• _REQUIRED WORK_: Repeat each record word for word.

• _MATERIALS PROVIDED_:

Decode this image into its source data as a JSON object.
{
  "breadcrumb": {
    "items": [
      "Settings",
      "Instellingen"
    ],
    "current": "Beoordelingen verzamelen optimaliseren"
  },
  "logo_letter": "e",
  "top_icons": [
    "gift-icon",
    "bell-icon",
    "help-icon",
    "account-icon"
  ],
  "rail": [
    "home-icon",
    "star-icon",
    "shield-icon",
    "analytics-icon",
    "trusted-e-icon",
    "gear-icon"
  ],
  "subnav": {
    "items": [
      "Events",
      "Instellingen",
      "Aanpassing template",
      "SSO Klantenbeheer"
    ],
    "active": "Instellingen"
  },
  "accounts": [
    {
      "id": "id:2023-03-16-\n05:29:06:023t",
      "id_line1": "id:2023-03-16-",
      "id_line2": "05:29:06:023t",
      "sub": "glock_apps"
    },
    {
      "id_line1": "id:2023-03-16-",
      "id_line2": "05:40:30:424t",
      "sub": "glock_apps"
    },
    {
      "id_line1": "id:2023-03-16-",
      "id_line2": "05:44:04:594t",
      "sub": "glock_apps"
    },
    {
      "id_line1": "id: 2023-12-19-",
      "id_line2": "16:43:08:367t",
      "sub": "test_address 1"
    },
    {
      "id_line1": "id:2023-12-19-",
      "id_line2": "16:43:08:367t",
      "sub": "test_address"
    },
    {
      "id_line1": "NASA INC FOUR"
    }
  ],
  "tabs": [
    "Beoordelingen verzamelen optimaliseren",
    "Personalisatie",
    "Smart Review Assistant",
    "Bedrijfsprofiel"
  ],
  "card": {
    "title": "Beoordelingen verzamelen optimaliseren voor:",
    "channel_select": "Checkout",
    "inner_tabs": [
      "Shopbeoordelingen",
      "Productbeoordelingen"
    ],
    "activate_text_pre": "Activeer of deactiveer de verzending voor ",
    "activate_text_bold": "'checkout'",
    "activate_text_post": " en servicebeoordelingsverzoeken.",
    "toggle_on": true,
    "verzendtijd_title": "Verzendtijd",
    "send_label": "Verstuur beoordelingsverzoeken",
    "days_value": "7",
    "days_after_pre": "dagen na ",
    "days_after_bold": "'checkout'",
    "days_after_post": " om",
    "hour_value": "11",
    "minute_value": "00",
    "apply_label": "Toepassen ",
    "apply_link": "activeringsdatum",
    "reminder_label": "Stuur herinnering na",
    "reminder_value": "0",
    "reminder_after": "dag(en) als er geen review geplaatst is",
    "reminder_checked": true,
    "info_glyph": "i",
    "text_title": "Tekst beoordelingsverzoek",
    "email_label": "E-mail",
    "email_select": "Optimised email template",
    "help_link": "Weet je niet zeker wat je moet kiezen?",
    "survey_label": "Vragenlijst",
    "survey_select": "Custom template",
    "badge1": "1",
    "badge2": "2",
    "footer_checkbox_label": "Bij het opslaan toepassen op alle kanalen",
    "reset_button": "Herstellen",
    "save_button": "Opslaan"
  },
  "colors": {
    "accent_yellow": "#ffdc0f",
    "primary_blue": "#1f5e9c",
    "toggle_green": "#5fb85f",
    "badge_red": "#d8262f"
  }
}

• _ANSWER TO THIS EXERCISE_:
Decode this image into its source data as a JSON object.
{
  "breadcrumb": {
    "items": [
      "Settings",
      "Instellingen"
    ],
    "current": "Beoordelingen verzamelen optimaliseren"
  },
  "logo_letter": "e",
  "top_icons": [
    "gift-icon",
    "bell-icon",
    "help-icon",
    "account-icon"
  ],
  "rail": [
    "home-icon",
    "star-icon",
    "shield-icon",
    "analytics-icon",
    "trusted-e-icon",
    "gear-icon"
  ],
  "subnav": {
    "items": [
      "Events",
      "Instellingen",
      "Aanpassing template",
      "SSO Klantenbeheer"
    ],
    "active": "Instellingen"
  },
  "accounts": [
    {
      "id": "id:2023-03-16-\n05:29:06:023t",
      "id_line1": "id:2023-03-16-",
      "id_line2": "05:29:06:023t",
      "sub": "glock_apps"
    },
    {
      "id_line1": "id:2023-03-16-",
      "id_line2": "05:40:30:424t",
      "sub": "glock_apps"
    },
    {
      "id_line1": "id:2023-03-16-",
      "id_line2": "05:44:04:594t",
      "sub": "glock_apps"
    },
    {
      "id_line1": "id: 2023-12-19-",
      "id_line2": "16:43:08:367t",
      "sub": "test_address 1"
    },
    {
      "id_line1": "id:2023-12-19-",
      "id_line2": "16:43:08:367t",
      "sub": "test_address"
    },
    {
      "id_line1": "NASA INC FOUR"
    }
  ],
  "tabs": [
    "Beoordelingen verzamelen optimaliseren",
    "Personalisatie",
    "Smart Review Assistant",
    "Bedrijfsprofiel"
  ],
  "card": {
    "title": "Beoordelingen verzamelen optimaliseren voor:",
    "channel_select": "Checkout",
    "inner_tabs": [
      "Shopbeoordelingen",
      "Productbeoordelingen"
    ],
    "activate_text_pre": "Activeer of deactiveer de verzending voor ",
    "activate_text_bold": "'checkout'",
    "activate_text_post": " en servicebeoordelingsverzoeken.",
    "toggle_on": true,
    "verzendtijd_title": "Verzendtijd",
    "send_label": "Verstuur beoordelingsverzoeken",
    "days_value": "7",
    "days_after_pre": "dagen na ",
    "days_after_bold": "'checkout'",
    "days_after_post": " om",
    "hour_value": "11",
    "minute_value": "00",
    "apply_label": "Toepassen ",
    "apply_link": "activeringsdatum",
    "reminder_label": "Stuur herinnering na",
    "reminder_value": "0",
    "reminder_after": "dag(en) als er geen review geplaatst is",
    "reminder_checked": true,
    "info_glyph": "i",
    "text_title": "Tekst beoordelingsverzoek",
    "email_label": "E-mail",
    "email_select": "Optimised email template",
    "help_link": "Weet je niet zeker wat je moet kiezen?",
    "survey_label": "Vragenlijst",
    "survey_select": "Custom template",
    "badge1": "1",
    "badge2": "2",
    "footer_checkbox_label": "Bij het opslaan toepassen op alle kanalen",
    "reset_button": "Herstellen",
    "save_button": "Opslaan"
  },
  "colors": {
    "accent_yellow": "#ffdc0f",
    "primary_blue": "#1f5e9c",
    "toggle_green": "#5fb85f",
    "badge_red": "#d8262f"
  }
}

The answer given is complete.